* **PROBLEM TO WORK ON**: The whole of the data is to be returned without a single change.

* **RECORDS**:
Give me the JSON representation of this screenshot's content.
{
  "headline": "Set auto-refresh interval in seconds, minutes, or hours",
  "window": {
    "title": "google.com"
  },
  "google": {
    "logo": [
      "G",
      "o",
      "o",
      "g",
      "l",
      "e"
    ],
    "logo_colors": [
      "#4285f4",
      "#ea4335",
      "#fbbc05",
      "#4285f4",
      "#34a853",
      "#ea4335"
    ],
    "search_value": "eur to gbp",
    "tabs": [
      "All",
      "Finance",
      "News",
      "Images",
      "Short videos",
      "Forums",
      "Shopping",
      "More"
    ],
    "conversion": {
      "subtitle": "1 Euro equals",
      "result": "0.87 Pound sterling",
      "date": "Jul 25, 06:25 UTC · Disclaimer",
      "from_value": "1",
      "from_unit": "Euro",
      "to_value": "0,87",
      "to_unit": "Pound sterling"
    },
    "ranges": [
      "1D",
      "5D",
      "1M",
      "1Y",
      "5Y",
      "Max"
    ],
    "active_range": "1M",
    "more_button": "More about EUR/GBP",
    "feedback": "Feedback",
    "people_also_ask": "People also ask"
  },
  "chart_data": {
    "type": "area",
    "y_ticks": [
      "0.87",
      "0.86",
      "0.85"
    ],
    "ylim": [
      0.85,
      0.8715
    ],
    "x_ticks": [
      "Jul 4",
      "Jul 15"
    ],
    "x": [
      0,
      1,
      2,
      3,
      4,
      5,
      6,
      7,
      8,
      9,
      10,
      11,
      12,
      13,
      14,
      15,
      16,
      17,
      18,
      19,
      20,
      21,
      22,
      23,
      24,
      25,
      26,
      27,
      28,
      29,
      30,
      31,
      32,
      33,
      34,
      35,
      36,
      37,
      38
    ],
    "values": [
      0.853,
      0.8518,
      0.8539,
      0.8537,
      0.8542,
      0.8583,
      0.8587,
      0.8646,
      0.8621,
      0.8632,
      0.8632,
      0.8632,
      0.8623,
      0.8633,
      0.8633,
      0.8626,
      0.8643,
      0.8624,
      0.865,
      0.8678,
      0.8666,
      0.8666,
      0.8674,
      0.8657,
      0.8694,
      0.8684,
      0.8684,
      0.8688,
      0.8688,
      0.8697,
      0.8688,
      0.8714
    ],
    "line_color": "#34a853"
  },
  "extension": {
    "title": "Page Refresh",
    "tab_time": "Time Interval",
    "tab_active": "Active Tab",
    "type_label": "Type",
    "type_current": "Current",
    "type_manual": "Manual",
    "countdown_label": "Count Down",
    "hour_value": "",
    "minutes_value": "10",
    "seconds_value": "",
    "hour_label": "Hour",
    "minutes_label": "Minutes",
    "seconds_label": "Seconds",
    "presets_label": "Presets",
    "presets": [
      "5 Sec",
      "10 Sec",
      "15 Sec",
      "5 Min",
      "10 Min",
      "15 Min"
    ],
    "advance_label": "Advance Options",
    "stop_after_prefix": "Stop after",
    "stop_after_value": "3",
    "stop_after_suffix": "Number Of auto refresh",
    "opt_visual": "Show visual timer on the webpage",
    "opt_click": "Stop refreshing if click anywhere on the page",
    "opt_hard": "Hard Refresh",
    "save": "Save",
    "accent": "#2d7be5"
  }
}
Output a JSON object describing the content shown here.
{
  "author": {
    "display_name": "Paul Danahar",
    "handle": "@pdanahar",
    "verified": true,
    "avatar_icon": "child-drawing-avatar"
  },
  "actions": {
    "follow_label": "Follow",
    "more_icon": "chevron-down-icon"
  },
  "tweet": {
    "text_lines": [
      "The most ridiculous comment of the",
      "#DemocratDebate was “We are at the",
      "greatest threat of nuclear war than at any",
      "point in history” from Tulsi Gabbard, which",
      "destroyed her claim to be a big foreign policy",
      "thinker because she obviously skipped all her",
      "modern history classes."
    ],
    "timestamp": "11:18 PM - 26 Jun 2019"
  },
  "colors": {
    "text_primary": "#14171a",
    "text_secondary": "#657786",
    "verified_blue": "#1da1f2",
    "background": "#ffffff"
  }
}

* **REPLY**:
Give me the JSON representation of this screenshot's content.
{
  "headline": "Set auto-refresh interval in seconds, minutes, or hours",
  "window": {
    "title": "google.com"
  },
  "google": {
    "logo": [
      "G",
      "o",
      "o",
      "g",
      "l",
      "e"
    ],
    "logo_colors": [
      "#4285f4",
      "#ea4335",
      "#fbbc05",
      "#4285f4",
      "#34a853",
      "#ea4335"
    ],
    "search_value": "eur to gbp",
    "tabs": [
      "All",
      "Finance",
      "News",
      "Images",
      "Short videos",
      "Forums",
      "Shopping",
      "More"
    ],
    "conversion": {
      "subtitle": "1 Euro equals",
      "result": "0.87 Pound sterling",
      "date": "Jul 25, 06:25 UTC · Disclaimer",
      "from_value": "1",
      "from_unit": "Euro",
      "to_value": "0,87",
      "to_unit": "Pound sterling"
    },
    "ranges": [
      "1D",
      "5D",
      "1M",
      "1Y",
      "5Y",
      "Max"
    ],
    "active_range": "1M",
    "more_button": "More about EUR/GBP",
    "feedback": "Feedback",
    "people_also_ask": "People also ask"
  },
  "chart_data": {
    "type": "area",
    "y_ticks": [
      "0.87",
      "0.86",
      "0.85"
    ],
    "ylim": [
      0.85,
      0.8715
    ],
    "x_ticks": [
      "Jul 4",
      "Jul 15"
    ],
    "x": [
      0,
      1,
      2,
      3,
      4,
      5,
      6,
      7,
      8,
      9,
      10,
      11,
      12,
      13,
      14,
      15,
      16,
      17,
      18,
      19,
      20,
      21,
      22,
      23,
      24,
      25,
      26,
      27,
      28,
      29,
      30,
      31,
      32,
      33,
      34,
      35,
      36,
      37,
      38
    ],
    "values": [
      0.853,
      0.8518,
      0.8539,
      0.8537,
      0.8542,
      0.8583,
      0.8587,
      0.8646,
      0.8621,
      0.8632,
      0.8632,
      0.8632,
      0.8623,
      0.8633,
      0.8633,
      0.8626,
      0.8643,
      0.8624,
      0.865,
      0.8678,
      0.8666,
      0.8666,
      0.8674,
      0.8657,
      0.8694,
      0.8684,
      0.8684,
      0.8688,
      0.8688,
      0.8697,
      0.8688,
      0.8714
    ],
    "line_color": "#34a853"
  },
  "extension": {
    "title": "Page Refresh",
    "tab_time": "Time Interval",
    "tab_active": "Active Tab",
    "type_label": "Type",
    "type_current": "Current",
    "type_manual": "Manual",
    "countdown_label": "Count Down",
    "hour_value": "",
    "minutes_value": "10",
    "seconds_value": "",
    "hour_label": "Hour",
    "minutes_label": "Minutes",
    "seconds_label": "Seconds",
    "presets_label": "Presets",
    "presets": [
      "5 Sec",
      "10 Sec",
      "15 Sec",
      "5 Min",
      "10 Min",
      "15 Min"
    ],
    "advance_label": "Advance Options",
    "stop_after_prefix": "Stop after",
    "stop_after_value": "3",
    "stop_after_suffix": "Number Of auto refresh",
    "opt_visual": "Show visual timer on the webpage",
    "opt_click": "Stop refreshing if click anywhere on the page",
    "opt_hard": "Hard Refresh",
    "save": "Save",
    "accent": "#2d7be5"
  }
}
Output a JSON object describing the content shown here.
{
  "author": {
    "display_name": "Paul Danahar",
    "handle": "@pdanahar",
    "verified": true,
    "avatar_icon": "child-drawing-avatar"
  },
  "actions": {
    "follow_label": "Follow",
    "more_icon": "chevron-down-icon"
  },
  "tweet": {
    "text_lines": [
      "The most ridiculous comment of the",
      "#DemocratDebate was “We are at the",
      "greatest threat of nuclear war than at any",
      "point in history” from Tulsi Gabbard, which",
      "destroyed her claim to be a big foreign policy",
      "thinker because she obviously skipped all her",
      "modern history classes."
    ],
    "timestamp": "11:18 PM - 26 Jun 2019"
  },
  "colors": {
    "text_primary": "#14171a",
    "text_secondary": "#657786",
    "verified_blue": "#1da1f2",
    "background": "#ffffff"
  }
}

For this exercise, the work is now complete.